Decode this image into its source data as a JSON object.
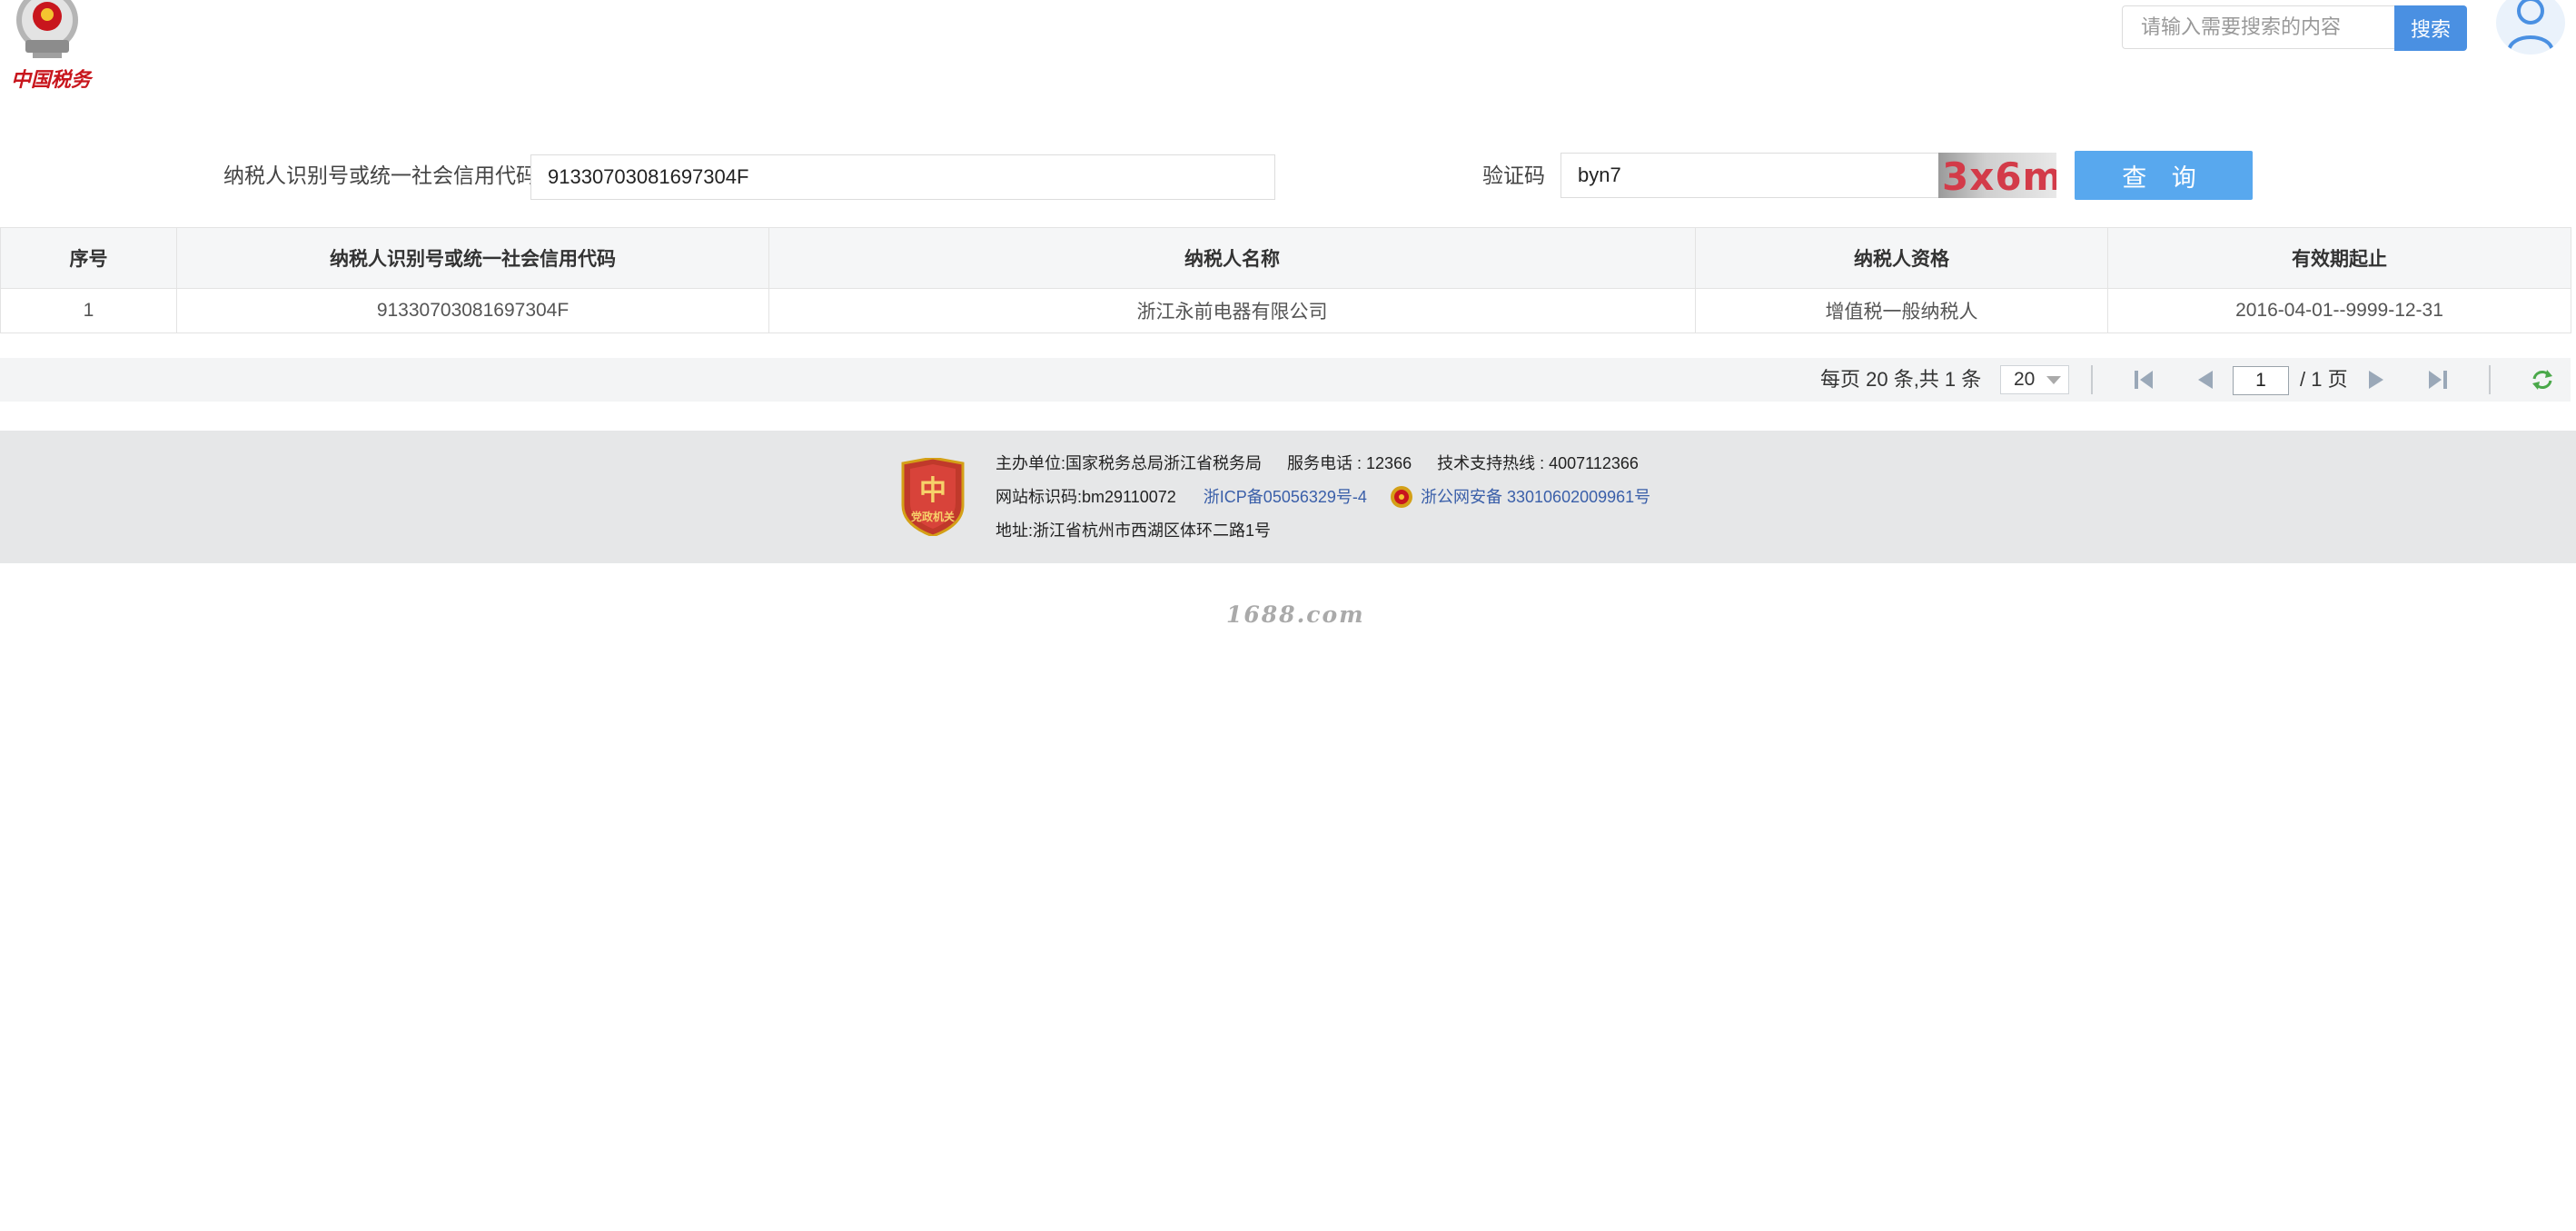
{
  "header": {
    "logo_text": "中国税务",
    "search": {
      "placeholder": "请输入需要搜索的内容",
      "button_label": "搜索"
    }
  },
  "query_form": {
    "taxpayer_id_label": "纳税人识别号或统一社会信用代码",
    "taxpayer_id_value": "91330703081697304F",
    "captcha_label": "验证码",
    "captcha_value": "byn7",
    "captcha_image_text": "3x6m",
    "query_button_label": "查 询"
  },
  "table": {
    "headers": [
      "序号",
      "纳税人识别号或统一社会信用代码",
      "纳税人名称",
      "纳税人资格",
      "有效期起止"
    ],
    "rows": [
      [
        "1",
        "91330703081697304F",
        "浙江永前电器有限公司",
        "增值税一般纳税人",
        "2016-04-01--9999-12-31"
      ]
    ]
  },
  "pagination": {
    "summary": "每页 20 条,共 1 条",
    "page_size": "20",
    "current_page": "1",
    "total_pages_label": "/ 1 页"
  },
  "footer": {
    "badge_text": "党政机关",
    "sponsor": "主办单位:国家税务总局浙江省税务局",
    "service_phone": "服务电话 : 12366",
    "support_hotline": "技术支持热线 : 4007112366",
    "site_id": "网站标识码:bm29110072",
    "icp": "浙ICP备05056329号-4",
    "police_record": "浙公网安备 33010602009961号",
    "address": "地址:浙江省杭州市西湖区体环二路1号"
  },
  "watermark": "1688.com",
  "colors": {
    "accent_blue": "#4a90e2",
    "query_blue": "#58a8ee",
    "captcha_red": "#d33b49",
    "logo_red": "#c8161d",
    "footer_bg": "#e6e7e8",
    "link_blue": "#3a5fa9"
  },
  "icons": {
    "logo": "tax-emblem-icon",
    "user": "user-icon",
    "first_page": "first-page-icon",
    "prev_page": "prev-page-icon",
    "next_page": "next-page-icon",
    "last_page": "last-page-icon",
    "refresh": "refresh-icon",
    "badge": "party-gov-badge-icon",
    "police": "police-emblem-icon"
  }
}
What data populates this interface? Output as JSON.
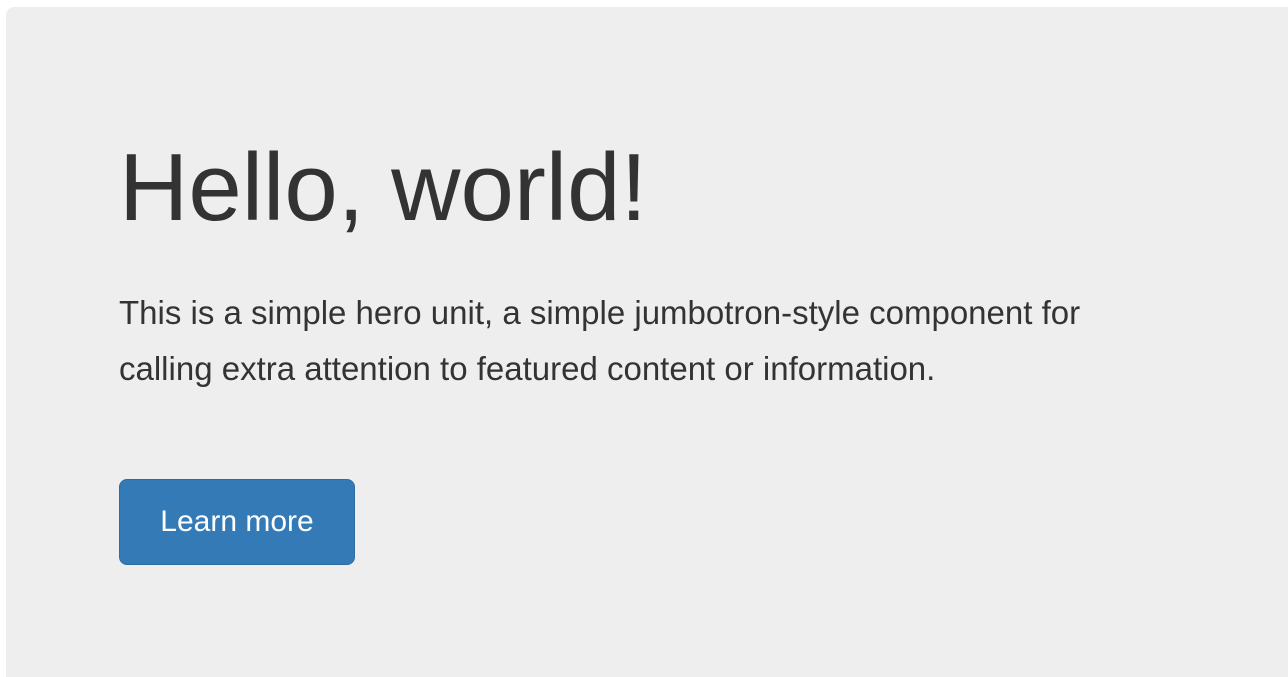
{
  "hero": {
    "title": "Hello, world!",
    "description": "This is a simple hero unit, a simple jumbotron-style component for calling extra attention to featured content or information.",
    "button_label": "Learn more"
  },
  "colors": {
    "background": "#eeeeee",
    "text": "#333333",
    "button_primary": "#337ab7",
    "button_text": "#ffffff"
  }
}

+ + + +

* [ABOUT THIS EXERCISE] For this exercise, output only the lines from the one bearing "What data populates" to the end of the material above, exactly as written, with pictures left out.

* [TASK RESULT]
What data populates this interface? Output as JSON.
{
  "hero": {
    "title": "Hello, world!",
    "description": "This is a simple hero unit, a simple jumbotron-style component for calling extra attention to featured content or information.",
    "button_label": "Learn more"
  },
  "colors": {
    "background": "#eeeeee",
    "text": "#333333",
    "button_primary": "#337ab7",
    "button_text": "#ffffff"
  }
}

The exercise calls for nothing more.